→ Assignment: Strip the pictures, then copy the remaining data exactly as it stands.

→ Material for this task:
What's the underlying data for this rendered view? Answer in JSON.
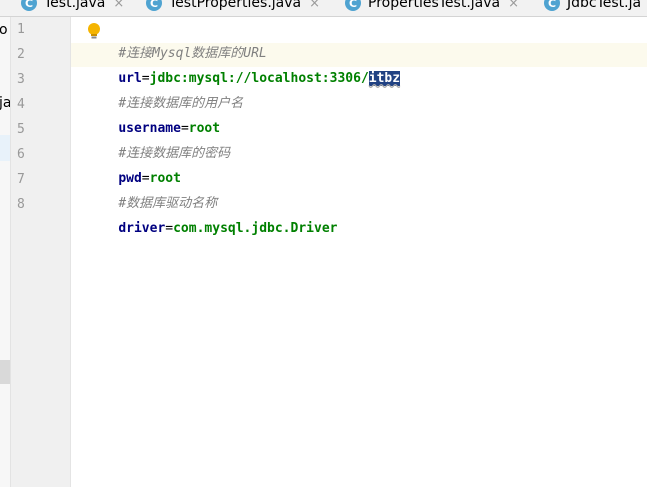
{
  "tabs": [
    {
      "label": "Test.java",
      "icon": "class-icon"
    },
    {
      "label": "TestProperties.java",
      "icon": "class-icon"
    },
    {
      "label": "PropertiesTest.java",
      "icon": "class-icon"
    },
    {
      "label": "JdbcTest.ja",
      "icon": "class-icon"
    }
  ],
  "tab_icon_letter": "C",
  "tab_close_glyph": "×",
  "left_strip": {
    "top_text": "o",
    "side_text": "ja"
  },
  "line_numbers": [
    "1",
    "2",
    "3",
    "4",
    "5",
    "6",
    "7",
    "8"
  ],
  "code": {
    "line1": {
      "hash": "#",
      "comment": "连接Mysql数据库的URL"
    },
    "line2": {
      "key": "url",
      "eq": "=",
      "value": "jdbc:mysql://localhost:3306/",
      "selected": "itbz"
    },
    "line3": {
      "comment": "#连接数据库的用户名"
    },
    "line4": {
      "key": "username",
      "eq": "=",
      "value": "root"
    },
    "line5": {
      "comment": "#连接数据库的密码"
    },
    "line6": {
      "key": "pwd",
      "eq": "=",
      "value": "root"
    },
    "line7": {
      "comment": "#数据库驱动名称"
    },
    "line8": {
      "key": "driver",
      "eq": "=",
      "value": "com.mysql.jdbc.Driver"
    }
  },
  "colors": {
    "comment": "#808080",
    "key": "#000080",
    "value": "#008000",
    "current_line": "#fcfaed",
    "selection": "#214283",
    "tab_icon": "#4fa3d1",
    "bulb": "#f5b400"
  }
}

→ The completed task:
What's the underlying data for this rendered view? Answer in JSON.
{
  "tabs": [
    {
      "label": "Test.java",
      "icon": "class-icon"
    },
    {
      "label": "TestProperties.java",
      "icon": "class-icon"
    },
    {
      "label": "PropertiesTest.java",
      "icon": "class-icon"
    },
    {
      "label": "JdbcTest.ja",
      "icon": "class-icon"
    }
  ],
  "tab_icon_letter": "C",
  "tab_close_glyph": "×",
  "left_strip": {
    "top_text": "o",
    "side_text": "ja"
  },
  "line_numbers": [
    "1",
    "2",
    "3",
    "4",
    "5",
    "6",
    "7",
    "8"
  ],
  "code": {
    "line1": {
      "hash": "#",
      "comment": "连接Mysql数据库的URL"
    },
    "line2": {
      "key": "url",
      "eq": "=",
      "value": "jdbc:mysql://localhost:3306/",
      "selected": "itbz"
    },
    "line3": {
      "comment": "#连接数据库的用户名"
    },
    "line4": {
      "key": "username",
      "eq": "=",
      "value": "root"
    },
    "line5": {
      "comment": "#连接数据库的密码"
    },
    "line6": {
      "key": "pwd",
      "eq": "=",
      "value": "root"
    },
    "line7": {
      "comment": "#数据库驱动名称"
    },
    "line8": {
      "key": "driver",
      "eq": "=",
      "value": "com.mysql.jdbc.Driver"
    }
  },
  "colors": {
    "comment": "#808080",
    "key": "#000080",
    "value": "#008000",
    "current_line": "#fcfaed",
    "selection": "#214283",
    "tab_icon": "#4fa3d1",
    "bulb": "#f5b400"
  }
}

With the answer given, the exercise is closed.